- Speculative traders who buy and sell various futures instruments for their own risk and benefit;
- Institutional speculative traders, typically designated by the National Futures Association as Commodity Trading Advisors and Commodity Pool Operators, who take market positions on behalf of other investors;
- Companies and traders with a commercial interest in a commodity (either as a producer or purchaser of the commodity) who trade to hedge their risk related to that commodity;
- Brokers, defined by the National Futures Association as Introducing Brokers and Futures Commission Merchants, who solicit and facilitate the trading of others, and profit through that activity;
- Exchanges, which provide facilities and definitions for regulated, open and standardized trading of futures instruments;
- Advocacy groups and organizations, which serve to consolidate and amplify the opinions and interests of other industry participants;
- Regulatory agencies that oversee and ensure ethical and legal compliance of other participants.
- Standardized commodity futures contracts traded at exchanges and options on many of those futures contracts;
- Physical commodities traded in cash markets. The term "physical" applies both to tangible products like beef and corn, and also to more intangible commodities such as interest rates, currency exchange rates, and changes in the weather.

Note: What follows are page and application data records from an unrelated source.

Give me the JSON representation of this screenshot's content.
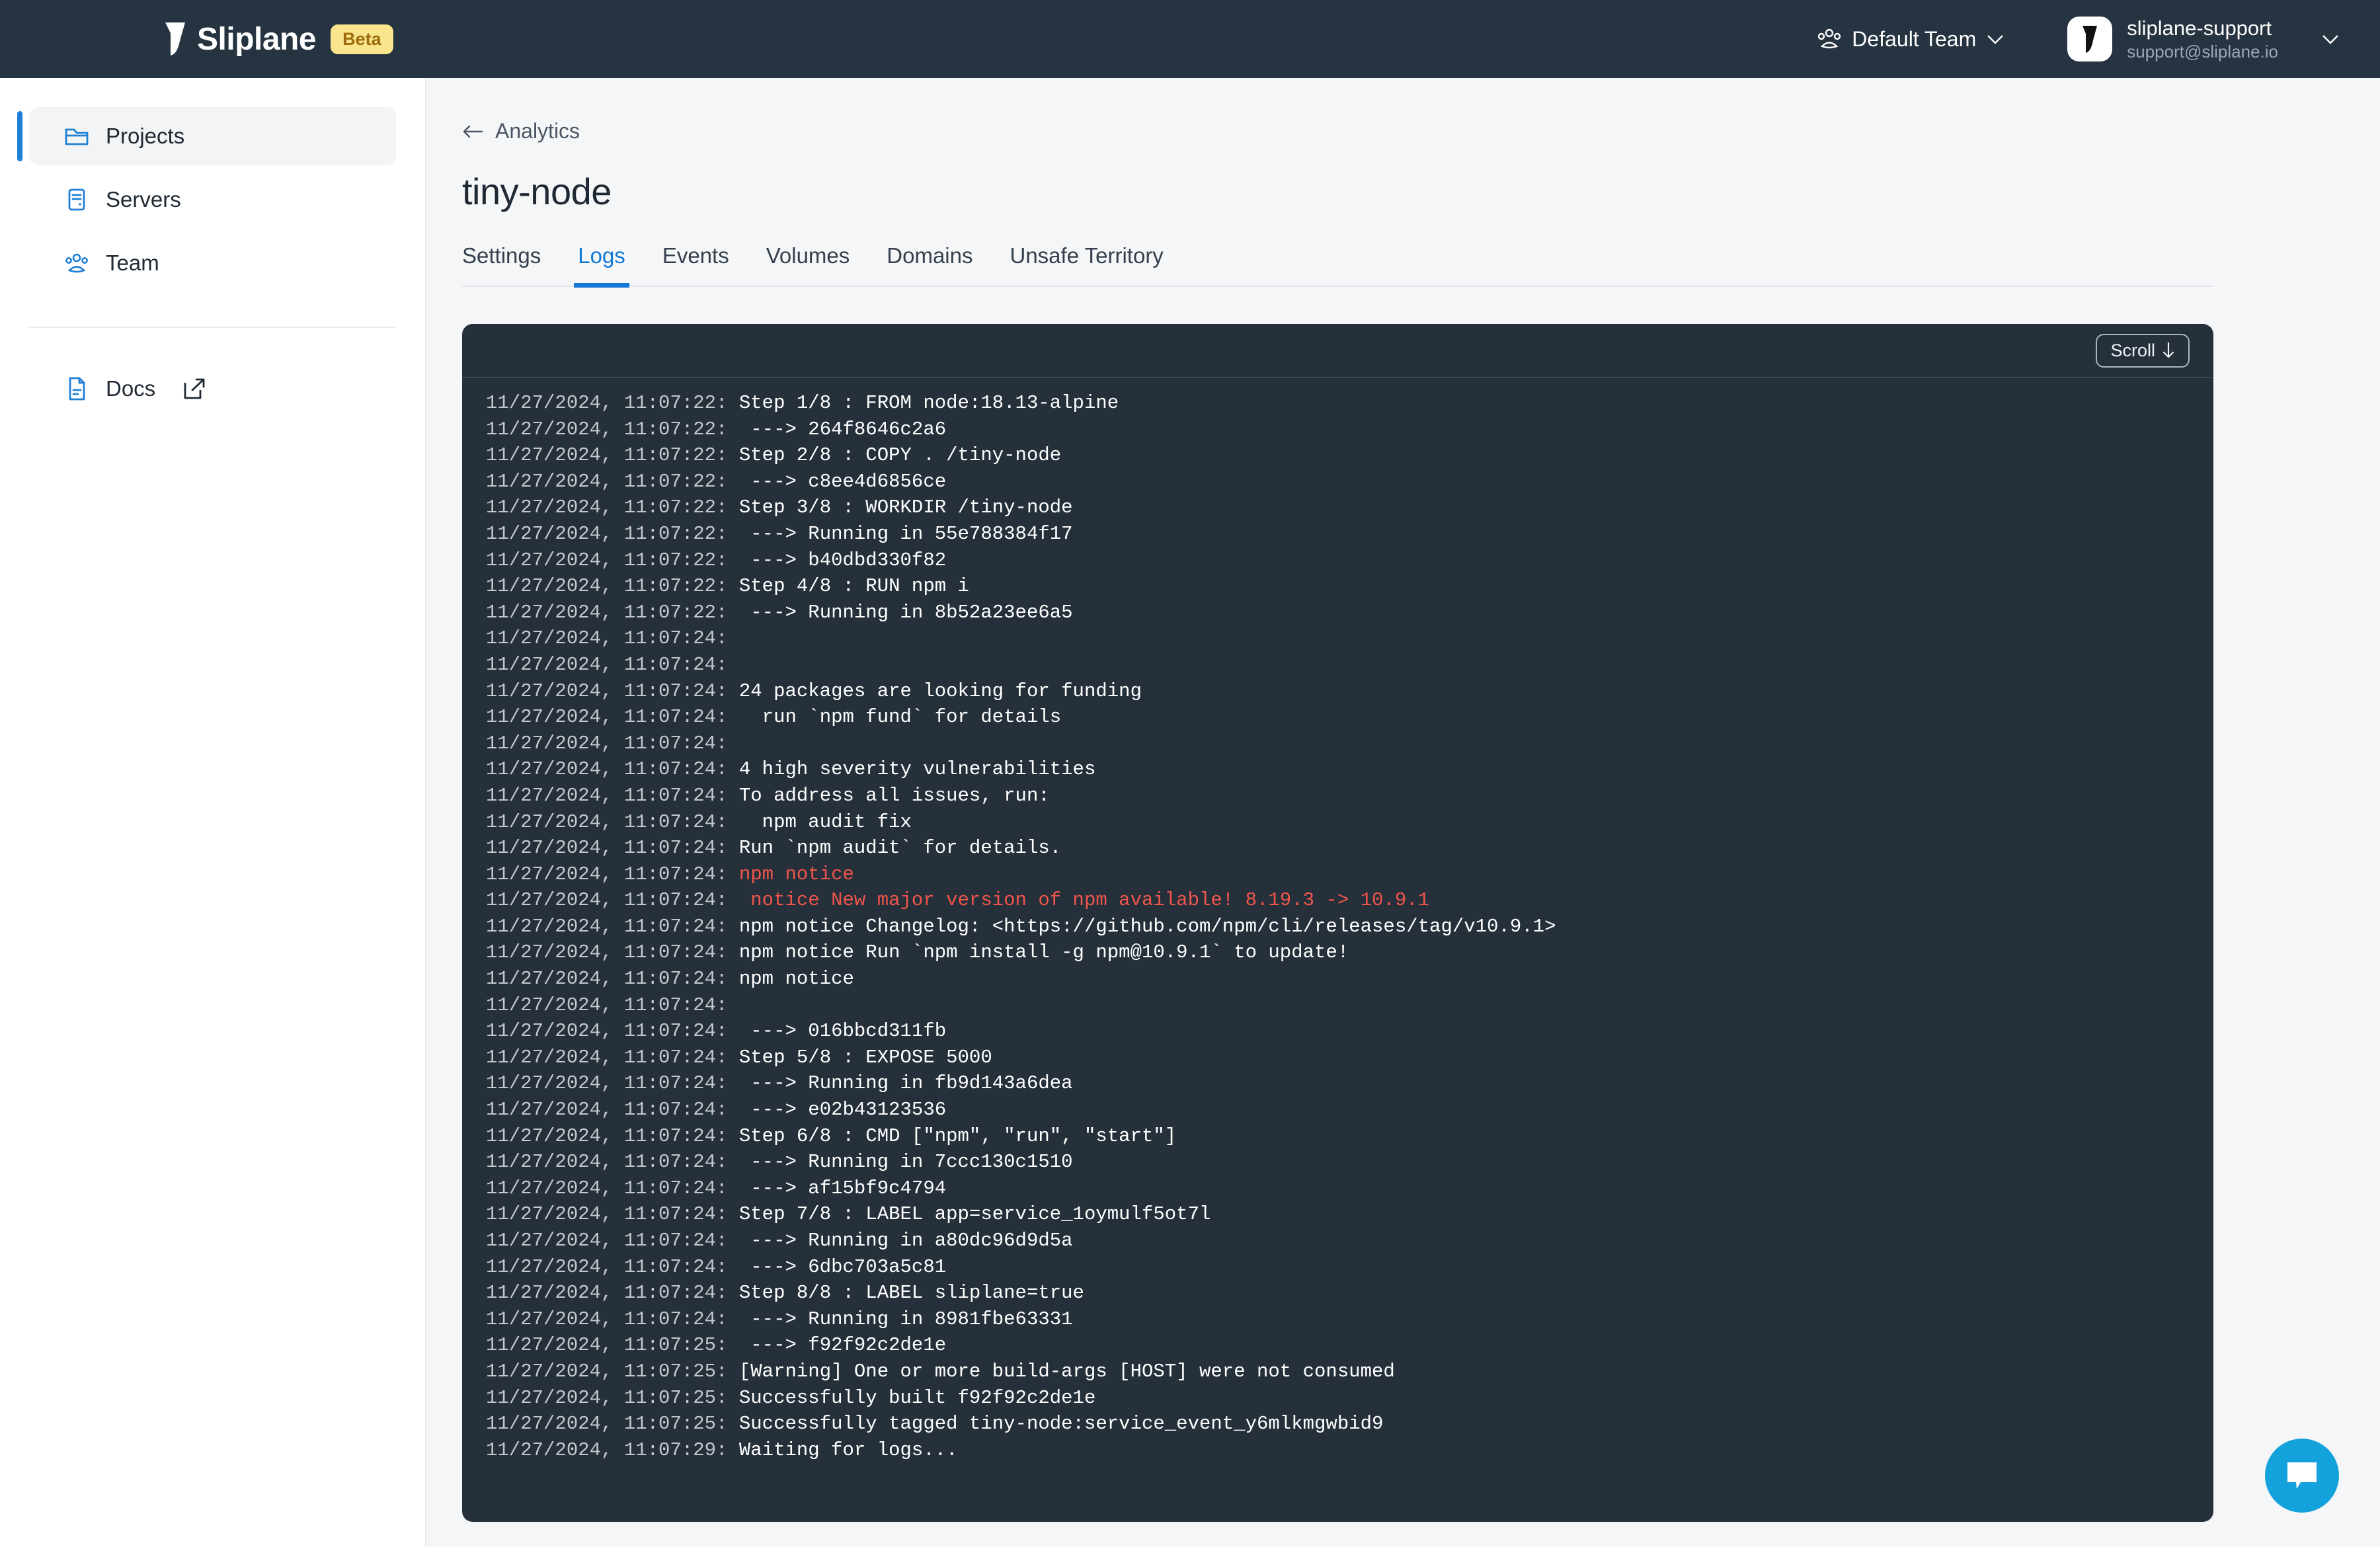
{
  "header": {
    "brand_name": "Sliplane",
    "brand_badge": "Beta",
    "brand_logo_icon": "sliplane-logo-mark",
    "team": {
      "icon": "people-group-icon",
      "label": "Default Team",
      "chevron_icon": "chevron-down-icon"
    },
    "user": {
      "avatar_icon": "sliplane-logo-mark",
      "name": "sliplane-support",
      "email": "support@sliplane.io",
      "chevron_icon": "chevron-down-icon"
    },
    "background_color": "#263340",
    "badge_bg_color": "#f8e58c",
    "badge_text_color": "#9c6a0a"
  },
  "sidebar": {
    "items": [
      {
        "label": "Projects",
        "icon": "folder-icon",
        "active": true
      },
      {
        "label": "Servers",
        "icon": "server-icon",
        "active": false
      },
      {
        "label": "Team",
        "icon": "people-group-icon",
        "active": false
      }
    ],
    "footer_items": [
      {
        "label": "Docs",
        "icon": "document-icon",
        "external_icon": "external-link-icon"
      }
    ],
    "accent_color": "#1f7fd4"
  },
  "main": {
    "breadcrumb": {
      "back_icon": "arrow-left-icon",
      "label": "Analytics"
    },
    "page_title": "tiny-node",
    "tabs": [
      {
        "label": "Settings",
        "active": false
      },
      {
        "label": "Logs",
        "active": true
      },
      {
        "label": "Events",
        "active": false
      },
      {
        "label": "Volumes",
        "active": false
      },
      {
        "label": "Domains",
        "active": false
      },
      {
        "label": "Unsafe Territory",
        "active": false
      }
    ],
    "active_tab_color": "#1278d4"
  },
  "log_panel": {
    "scroll_button": {
      "label": "Scroll",
      "icon": "arrow-down-icon"
    },
    "background_color": "#25303b",
    "timestamp_color": "#c3c8cc",
    "text_color": "#ffffff",
    "error_color": "#f0554b",
    "lines": [
      {
        "ts": "11/27/2024, 11:07:22:",
        "msg": " Step 1/8 : FROM node:18.13-alpine",
        "level": "info"
      },
      {
        "ts": "11/27/2024, 11:07:22:",
        "msg": "  ---> 264f8646c2a6",
        "level": "info"
      },
      {
        "ts": "11/27/2024, 11:07:22:",
        "msg": " Step 2/8 : COPY . /tiny-node",
        "level": "info"
      },
      {
        "ts": "11/27/2024, 11:07:22:",
        "msg": "  ---> c8ee4d6856ce",
        "level": "info"
      },
      {
        "ts": "11/27/2024, 11:07:22:",
        "msg": " Step 3/8 : WORKDIR /tiny-node",
        "level": "info"
      },
      {
        "ts": "11/27/2024, 11:07:22:",
        "msg": "  ---> Running in 55e788384f17",
        "level": "info"
      },
      {
        "ts": "11/27/2024, 11:07:22:",
        "msg": "  ---> b40dbd330f82",
        "level": "info"
      },
      {
        "ts": "11/27/2024, 11:07:22:",
        "msg": " Step 4/8 : RUN npm i",
        "level": "info"
      },
      {
        "ts": "11/27/2024, 11:07:22:",
        "msg": "  ---> Running in 8b52a23ee6a5",
        "level": "info"
      },
      {
        "ts": "11/27/2024, 11:07:24:",
        "msg": "",
        "level": "info"
      },
      {
        "ts": "11/27/2024, 11:07:24:",
        "msg": "",
        "level": "info"
      },
      {
        "ts": "11/27/2024, 11:07:24:",
        "msg": " 24 packages are looking for funding",
        "level": "info"
      },
      {
        "ts": "11/27/2024, 11:07:24:",
        "msg": "   run `npm fund` for details",
        "level": "info"
      },
      {
        "ts": "11/27/2024, 11:07:24:",
        "msg": "",
        "level": "info"
      },
      {
        "ts": "11/27/2024, 11:07:24:",
        "msg": " 4 high severity vulnerabilities",
        "level": "info"
      },
      {
        "ts": "11/27/2024, 11:07:24:",
        "msg": " To address all issues, run:",
        "level": "info"
      },
      {
        "ts": "11/27/2024, 11:07:24:",
        "msg": "   npm audit fix",
        "level": "info"
      },
      {
        "ts": "11/27/2024, 11:07:24:",
        "msg": " Run `npm audit` for details.",
        "level": "info"
      },
      {
        "ts": "11/27/2024, 11:07:24:",
        "msg": " npm notice",
        "level": "error"
      },
      {
        "ts": "11/27/2024, 11:07:24:",
        "msg": "  notice New major version of npm available! 8.19.3 -> 10.9.1",
        "level": "error"
      },
      {
        "ts": "11/27/2024, 11:07:24:",
        "msg": " npm notice Changelog: <https://github.com/npm/cli/releases/tag/v10.9.1>",
        "level": "info"
      },
      {
        "ts": "11/27/2024, 11:07:24:",
        "msg": " npm notice Run `npm install -g npm@10.9.1` to update!",
        "level": "info"
      },
      {
        "ts": "11/27/2024, 11:07:24:",
        "msg": " npm notice",
        "level": "info"
      },
      {
        "ts": "11/27/2024, 11:07:24:",
        "msg": "",
        "level": "info"
      },
      {
        "ts": "11/27/2024, 11:07:24:",
        "msg": "  ---> 016bbcd311fb",
        "level": "info"
      },
      {
        "ts": "11/27/2024, 11:07:24:",
        "msg": " Step 5/8 : EXPOSE 5000",
        "level": "info"
      },
      {
        "ts": "11/27/2024, 11:07:24:",
        "msg": "  ---> Running in fb9d143a6dea",
        "level": "info"
      },
      {
        "ts": "11/27/2024, 11:07:24:",
        "msg": "  ---> e02b43123536",
        "level": "info"
      },
      {
        "ts": "11/27/2024, 11:07:24:",
        "msg": " Step 6/8 : CMD [\"npm\", \"run\", \"start\"]",
        "level": "info"
      },
      {
        "ts": "11/27/2024, 11:07:24:",
        "msg": "  ---> Running in 7ccc130c1510",
        "level": "info"
      },
      {
        "ts": "11/27/2024, 11:07:24:",
        "msg": "  ---> af15bf9c4794",
        "level": "info"
      },
      {
        "ts": "11/27/2024, 11:07:24:",
        "msg": " Step 7/8 : LABEL app=service_1oymulf5ot7l",
        "level": "info"
      },
      {
        "ts": "11/27/2024, 11:07:24:",
        "msg": "  ---> Running in a80dc96d9d5a",
        "level": "info"
      },
      {
        "ts": "11/27/2024, 11:07:24:",
        "msg": "  ---> 6dbc703a5c81",
        "level": "info"
      },
      {
        "ts": "11/27/2024, 11:07:24:",
        "msg": " Step 8/8 : LABEL sliplane=true",
        "level": "info"
      },
      {
        "ts": "11/27/2024, 11:07:24:",
        "msg": "  ---> Running in 8981fbe63331",
        "level": "info"
      },
      {
        "ts": "11/27/2024, 11:07:25:",
        "msg": "  ---> f92f92c2de1e",
        "level": "info"
      },
      {
        "ts": "11/27/2024, 11:07:25:",
        "msg": " [Warning] One or more build-args [HOST] were not consumed",
        "level": "info"
      },
      {
        "ts": "11/27/2024, 11:07:25:",
        "msg": " Successfully built f92f92c2de1e",
        "level": "info"
      },
      {
        "ts": "11/27/2024, 11:07:25:",
        "msg": " Successfully tagged tiny-node:service_event_y6mlkmgwbid9",
        "level": "info"
      },
      {
        "ts": "11/27/2024, 11:07:29:",
        "msg": " Waiting for logs...",
        "level": "info"
      }
    ]
  },
  "chat_widget": {
    "icon": "chat-bubble-icon",
    "color": "#14a2dc"
  }
}
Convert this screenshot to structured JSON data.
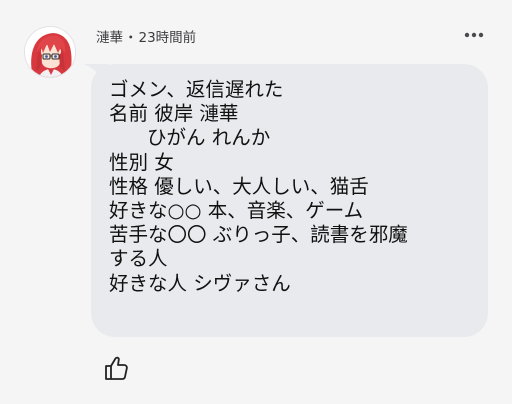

The futures industry's boundaries are somewhat gray at times. Though not strictly a part of commodity futures, participants and products related to the currency foreign exchange markets (FOREX) are often placed within the realm of the futures industry.